The Hague Centre for Strategic Studies (HCSS) is proud to present the first ever three-dimensional Nuclear Timeline. In the run-up to the Nuclear Security Summit which will be held on March 24-25 in The Hague, this historical overview provides policymakers, researchers, and the general public with an easy and attractive tool that renders the dazzling history of nuclear developments comprehensible. Comprising almost 200 events, the timeline traces the long legacy of nuclear security threats and policies. It covers scientific and technological breakthroughs, the proliferation of nuclear weapons, the emergence of non-proliferation efforts, (near)disasters, and the advent of nuclear security initiatives to confront the growing threat of smuggling rings, and terrorist groups. It contains links to Treaty texts, relevant websites, illustrations and videos.

The timeline has been a collaborative effort led by the HCSS. We are heavily indebted to researchers from the Harvard Belfer Center, the Partnership for Global Security, and Delft Technical University. A timeline with such a broad scope is never fully finished. We urge users to share with us any suggestions they may have for further improvement. More information is available on the HCSS website and the website of the Nuclear Security Summit.

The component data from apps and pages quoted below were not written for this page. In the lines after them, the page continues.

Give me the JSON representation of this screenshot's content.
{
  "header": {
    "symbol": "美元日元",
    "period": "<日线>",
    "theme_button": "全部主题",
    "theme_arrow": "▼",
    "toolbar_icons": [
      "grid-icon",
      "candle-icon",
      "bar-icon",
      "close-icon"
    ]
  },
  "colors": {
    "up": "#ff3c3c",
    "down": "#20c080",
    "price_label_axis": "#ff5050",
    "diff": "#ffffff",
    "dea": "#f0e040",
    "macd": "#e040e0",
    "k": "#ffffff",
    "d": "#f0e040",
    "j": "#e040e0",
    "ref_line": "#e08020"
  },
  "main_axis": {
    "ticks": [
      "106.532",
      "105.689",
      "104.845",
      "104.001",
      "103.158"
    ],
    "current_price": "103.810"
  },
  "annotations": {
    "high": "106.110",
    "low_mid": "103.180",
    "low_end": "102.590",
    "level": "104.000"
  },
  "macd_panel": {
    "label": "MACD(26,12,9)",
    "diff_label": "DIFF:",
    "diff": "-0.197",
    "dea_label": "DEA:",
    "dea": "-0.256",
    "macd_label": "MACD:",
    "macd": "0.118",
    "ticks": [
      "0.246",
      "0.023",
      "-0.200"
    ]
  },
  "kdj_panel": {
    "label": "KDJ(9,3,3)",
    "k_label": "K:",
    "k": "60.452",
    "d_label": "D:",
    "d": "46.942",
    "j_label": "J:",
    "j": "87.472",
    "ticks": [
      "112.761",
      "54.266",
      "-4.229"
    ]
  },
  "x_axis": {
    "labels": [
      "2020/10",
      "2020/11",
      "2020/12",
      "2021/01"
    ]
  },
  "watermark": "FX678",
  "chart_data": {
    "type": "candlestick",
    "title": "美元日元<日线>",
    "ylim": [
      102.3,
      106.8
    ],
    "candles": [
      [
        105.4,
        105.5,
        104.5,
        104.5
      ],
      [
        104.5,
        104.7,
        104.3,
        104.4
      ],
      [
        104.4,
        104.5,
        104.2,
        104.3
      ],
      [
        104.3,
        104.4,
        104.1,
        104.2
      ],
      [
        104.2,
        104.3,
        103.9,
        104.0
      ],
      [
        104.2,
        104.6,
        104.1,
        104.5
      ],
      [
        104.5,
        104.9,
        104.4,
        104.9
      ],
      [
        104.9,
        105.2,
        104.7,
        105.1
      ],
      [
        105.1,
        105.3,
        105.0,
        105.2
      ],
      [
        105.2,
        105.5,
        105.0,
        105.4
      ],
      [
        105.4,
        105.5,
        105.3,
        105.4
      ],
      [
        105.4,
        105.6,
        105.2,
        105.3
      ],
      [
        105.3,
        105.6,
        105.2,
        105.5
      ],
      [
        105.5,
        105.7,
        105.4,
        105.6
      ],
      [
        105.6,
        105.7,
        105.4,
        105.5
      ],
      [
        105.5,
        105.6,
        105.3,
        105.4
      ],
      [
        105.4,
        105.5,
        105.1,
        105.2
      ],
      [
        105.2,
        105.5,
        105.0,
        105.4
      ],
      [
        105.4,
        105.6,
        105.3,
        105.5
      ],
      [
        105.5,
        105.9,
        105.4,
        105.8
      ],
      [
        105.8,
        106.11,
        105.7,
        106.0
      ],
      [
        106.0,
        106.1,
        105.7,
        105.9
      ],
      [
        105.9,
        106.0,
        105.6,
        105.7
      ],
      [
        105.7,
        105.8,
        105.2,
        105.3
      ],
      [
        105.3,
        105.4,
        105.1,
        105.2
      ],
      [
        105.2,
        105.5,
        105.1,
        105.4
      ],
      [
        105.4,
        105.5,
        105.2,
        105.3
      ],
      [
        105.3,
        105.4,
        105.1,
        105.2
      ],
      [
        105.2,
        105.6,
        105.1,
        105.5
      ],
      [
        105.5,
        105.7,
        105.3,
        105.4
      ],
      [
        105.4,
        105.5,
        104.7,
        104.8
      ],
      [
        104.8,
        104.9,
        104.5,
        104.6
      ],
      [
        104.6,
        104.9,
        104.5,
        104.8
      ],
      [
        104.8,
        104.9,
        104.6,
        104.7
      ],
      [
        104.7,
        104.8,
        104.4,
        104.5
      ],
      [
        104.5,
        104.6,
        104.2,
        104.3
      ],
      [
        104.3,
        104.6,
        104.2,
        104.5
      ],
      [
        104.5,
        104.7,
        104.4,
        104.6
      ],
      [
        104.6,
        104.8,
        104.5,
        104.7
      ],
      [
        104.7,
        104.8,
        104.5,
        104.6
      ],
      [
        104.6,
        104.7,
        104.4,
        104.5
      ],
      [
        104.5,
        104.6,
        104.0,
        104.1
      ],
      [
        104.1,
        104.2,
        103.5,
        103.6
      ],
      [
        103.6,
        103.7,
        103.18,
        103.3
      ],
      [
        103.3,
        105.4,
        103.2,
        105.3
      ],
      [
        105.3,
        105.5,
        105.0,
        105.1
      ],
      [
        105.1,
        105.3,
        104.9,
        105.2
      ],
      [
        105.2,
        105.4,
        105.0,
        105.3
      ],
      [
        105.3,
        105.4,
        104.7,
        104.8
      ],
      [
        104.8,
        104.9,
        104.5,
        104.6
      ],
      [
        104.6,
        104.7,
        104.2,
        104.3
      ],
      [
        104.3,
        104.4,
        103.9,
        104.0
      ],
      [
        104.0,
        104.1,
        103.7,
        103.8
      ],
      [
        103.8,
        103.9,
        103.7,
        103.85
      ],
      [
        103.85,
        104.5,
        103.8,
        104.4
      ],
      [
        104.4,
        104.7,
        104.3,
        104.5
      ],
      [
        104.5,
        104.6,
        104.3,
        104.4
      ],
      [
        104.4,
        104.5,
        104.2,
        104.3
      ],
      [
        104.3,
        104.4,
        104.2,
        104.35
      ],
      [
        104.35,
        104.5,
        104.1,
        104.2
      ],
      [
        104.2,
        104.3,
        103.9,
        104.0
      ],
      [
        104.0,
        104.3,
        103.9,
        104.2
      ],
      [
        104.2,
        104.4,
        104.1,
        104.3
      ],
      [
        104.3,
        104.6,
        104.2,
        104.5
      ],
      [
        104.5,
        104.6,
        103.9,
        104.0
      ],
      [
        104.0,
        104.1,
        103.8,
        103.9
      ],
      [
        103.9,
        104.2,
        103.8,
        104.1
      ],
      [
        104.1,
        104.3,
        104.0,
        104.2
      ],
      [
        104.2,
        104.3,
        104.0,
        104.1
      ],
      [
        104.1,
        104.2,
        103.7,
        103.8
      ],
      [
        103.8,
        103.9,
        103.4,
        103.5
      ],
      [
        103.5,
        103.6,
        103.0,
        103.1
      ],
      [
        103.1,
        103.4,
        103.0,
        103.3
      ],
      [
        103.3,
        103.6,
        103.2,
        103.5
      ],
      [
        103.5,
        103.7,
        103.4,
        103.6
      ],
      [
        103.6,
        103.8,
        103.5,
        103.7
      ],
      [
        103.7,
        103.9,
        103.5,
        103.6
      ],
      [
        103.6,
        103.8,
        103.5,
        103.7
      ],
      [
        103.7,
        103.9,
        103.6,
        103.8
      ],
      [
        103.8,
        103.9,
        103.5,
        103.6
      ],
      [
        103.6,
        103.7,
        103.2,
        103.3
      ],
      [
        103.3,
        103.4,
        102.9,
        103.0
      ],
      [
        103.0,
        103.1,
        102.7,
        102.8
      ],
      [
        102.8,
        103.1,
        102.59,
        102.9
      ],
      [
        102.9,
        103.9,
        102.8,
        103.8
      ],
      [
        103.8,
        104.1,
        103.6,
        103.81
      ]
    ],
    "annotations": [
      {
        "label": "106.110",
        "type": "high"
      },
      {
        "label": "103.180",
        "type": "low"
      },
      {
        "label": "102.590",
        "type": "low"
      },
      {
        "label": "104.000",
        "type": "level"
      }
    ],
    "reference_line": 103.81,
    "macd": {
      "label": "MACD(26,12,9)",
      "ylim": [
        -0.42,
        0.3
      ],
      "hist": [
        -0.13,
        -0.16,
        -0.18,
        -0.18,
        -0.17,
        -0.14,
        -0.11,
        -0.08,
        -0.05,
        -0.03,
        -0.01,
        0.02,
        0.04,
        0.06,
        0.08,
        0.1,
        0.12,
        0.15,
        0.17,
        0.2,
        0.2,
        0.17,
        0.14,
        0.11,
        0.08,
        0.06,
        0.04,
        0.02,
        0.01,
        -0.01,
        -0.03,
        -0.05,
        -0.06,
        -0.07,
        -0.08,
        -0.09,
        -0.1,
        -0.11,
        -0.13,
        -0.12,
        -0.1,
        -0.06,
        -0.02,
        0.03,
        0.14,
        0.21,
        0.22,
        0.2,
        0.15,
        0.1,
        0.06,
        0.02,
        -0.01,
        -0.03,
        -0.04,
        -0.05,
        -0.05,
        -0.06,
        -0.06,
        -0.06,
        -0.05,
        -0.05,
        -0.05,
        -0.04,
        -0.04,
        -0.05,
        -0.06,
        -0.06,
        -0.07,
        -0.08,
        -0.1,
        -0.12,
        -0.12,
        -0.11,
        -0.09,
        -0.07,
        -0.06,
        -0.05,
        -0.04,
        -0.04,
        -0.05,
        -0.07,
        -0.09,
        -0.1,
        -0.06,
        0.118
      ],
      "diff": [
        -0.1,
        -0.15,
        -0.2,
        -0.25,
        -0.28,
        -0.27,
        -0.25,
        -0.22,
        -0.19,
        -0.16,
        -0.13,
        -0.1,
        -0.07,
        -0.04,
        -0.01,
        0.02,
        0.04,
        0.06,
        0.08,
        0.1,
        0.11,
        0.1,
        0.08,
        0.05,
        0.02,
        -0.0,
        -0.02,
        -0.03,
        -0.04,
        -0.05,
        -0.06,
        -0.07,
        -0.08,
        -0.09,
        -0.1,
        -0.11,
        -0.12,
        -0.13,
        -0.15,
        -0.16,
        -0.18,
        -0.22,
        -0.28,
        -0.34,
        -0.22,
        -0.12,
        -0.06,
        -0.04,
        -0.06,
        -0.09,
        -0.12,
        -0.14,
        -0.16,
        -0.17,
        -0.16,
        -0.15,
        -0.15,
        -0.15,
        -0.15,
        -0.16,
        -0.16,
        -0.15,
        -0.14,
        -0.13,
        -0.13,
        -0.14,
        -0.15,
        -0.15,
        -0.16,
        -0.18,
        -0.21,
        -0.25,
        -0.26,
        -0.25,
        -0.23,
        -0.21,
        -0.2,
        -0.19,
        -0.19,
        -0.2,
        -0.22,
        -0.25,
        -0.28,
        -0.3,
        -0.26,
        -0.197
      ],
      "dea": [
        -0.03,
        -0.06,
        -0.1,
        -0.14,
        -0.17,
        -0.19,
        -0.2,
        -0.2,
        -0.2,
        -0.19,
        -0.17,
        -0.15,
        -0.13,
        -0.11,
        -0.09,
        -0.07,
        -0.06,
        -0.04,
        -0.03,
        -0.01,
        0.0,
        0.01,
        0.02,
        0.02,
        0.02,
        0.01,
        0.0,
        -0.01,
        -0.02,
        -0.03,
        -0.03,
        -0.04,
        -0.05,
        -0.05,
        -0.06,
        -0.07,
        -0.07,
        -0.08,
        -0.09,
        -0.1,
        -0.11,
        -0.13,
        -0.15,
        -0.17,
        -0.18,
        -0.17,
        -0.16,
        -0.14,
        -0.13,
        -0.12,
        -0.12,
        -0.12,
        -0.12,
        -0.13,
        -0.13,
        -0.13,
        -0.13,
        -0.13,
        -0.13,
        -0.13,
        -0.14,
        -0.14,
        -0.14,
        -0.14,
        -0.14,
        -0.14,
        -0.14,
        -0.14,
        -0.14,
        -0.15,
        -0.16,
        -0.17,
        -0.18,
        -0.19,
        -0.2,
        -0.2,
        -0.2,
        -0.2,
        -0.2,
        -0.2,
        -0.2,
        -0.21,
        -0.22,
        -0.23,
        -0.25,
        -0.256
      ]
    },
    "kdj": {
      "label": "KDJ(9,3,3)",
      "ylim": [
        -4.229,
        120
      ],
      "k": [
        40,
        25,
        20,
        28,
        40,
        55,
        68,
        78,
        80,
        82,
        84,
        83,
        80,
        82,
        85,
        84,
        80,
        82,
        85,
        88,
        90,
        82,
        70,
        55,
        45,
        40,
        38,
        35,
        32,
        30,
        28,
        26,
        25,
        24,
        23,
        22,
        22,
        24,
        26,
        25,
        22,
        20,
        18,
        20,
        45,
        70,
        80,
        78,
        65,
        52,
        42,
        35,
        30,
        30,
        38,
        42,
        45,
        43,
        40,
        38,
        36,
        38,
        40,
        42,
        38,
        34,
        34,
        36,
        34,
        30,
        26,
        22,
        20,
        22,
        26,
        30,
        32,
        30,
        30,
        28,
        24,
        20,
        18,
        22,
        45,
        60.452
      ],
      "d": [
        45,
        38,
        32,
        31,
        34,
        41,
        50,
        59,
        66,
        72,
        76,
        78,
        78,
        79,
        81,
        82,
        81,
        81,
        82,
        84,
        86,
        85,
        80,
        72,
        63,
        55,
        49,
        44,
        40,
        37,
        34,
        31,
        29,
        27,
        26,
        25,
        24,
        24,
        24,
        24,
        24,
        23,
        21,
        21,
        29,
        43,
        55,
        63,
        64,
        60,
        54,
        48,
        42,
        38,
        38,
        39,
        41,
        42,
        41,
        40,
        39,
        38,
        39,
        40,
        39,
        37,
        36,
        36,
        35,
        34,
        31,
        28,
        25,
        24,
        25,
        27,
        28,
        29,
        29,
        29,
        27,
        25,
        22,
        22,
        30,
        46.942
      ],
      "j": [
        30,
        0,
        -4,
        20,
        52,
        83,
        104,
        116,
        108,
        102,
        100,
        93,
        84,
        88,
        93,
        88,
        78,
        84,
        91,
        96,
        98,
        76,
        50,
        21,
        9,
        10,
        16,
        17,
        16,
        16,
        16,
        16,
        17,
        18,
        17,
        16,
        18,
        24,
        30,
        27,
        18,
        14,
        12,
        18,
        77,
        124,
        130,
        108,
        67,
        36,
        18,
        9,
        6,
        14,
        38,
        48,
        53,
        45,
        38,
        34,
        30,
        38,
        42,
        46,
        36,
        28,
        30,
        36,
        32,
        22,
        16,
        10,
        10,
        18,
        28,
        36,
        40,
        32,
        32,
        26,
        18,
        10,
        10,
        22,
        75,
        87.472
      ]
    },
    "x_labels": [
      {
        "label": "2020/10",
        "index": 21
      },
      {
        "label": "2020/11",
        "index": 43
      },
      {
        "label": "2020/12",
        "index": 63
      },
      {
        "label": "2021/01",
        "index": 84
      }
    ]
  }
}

Dr. Tim Sweijs is the Director of Research at The Hague Centre for Strategic Studies. He is the initiator, creator and author of numerous studies, methodologies, and tools for horizon scanning, early warning, conflict analysis, national security risk assessment, and strategy and capability development. Tim has lectured at universities and military academies around the world. His main research interest concerns the changing character of contemporary conflict. Tim is a Senior Research Fellow at the Netherlands Defence Academy and an Affiliate at the Center for International Strategy, Technology and Policy in the Sam Nunn School of International Affairs at the Georgia Institute of Technology.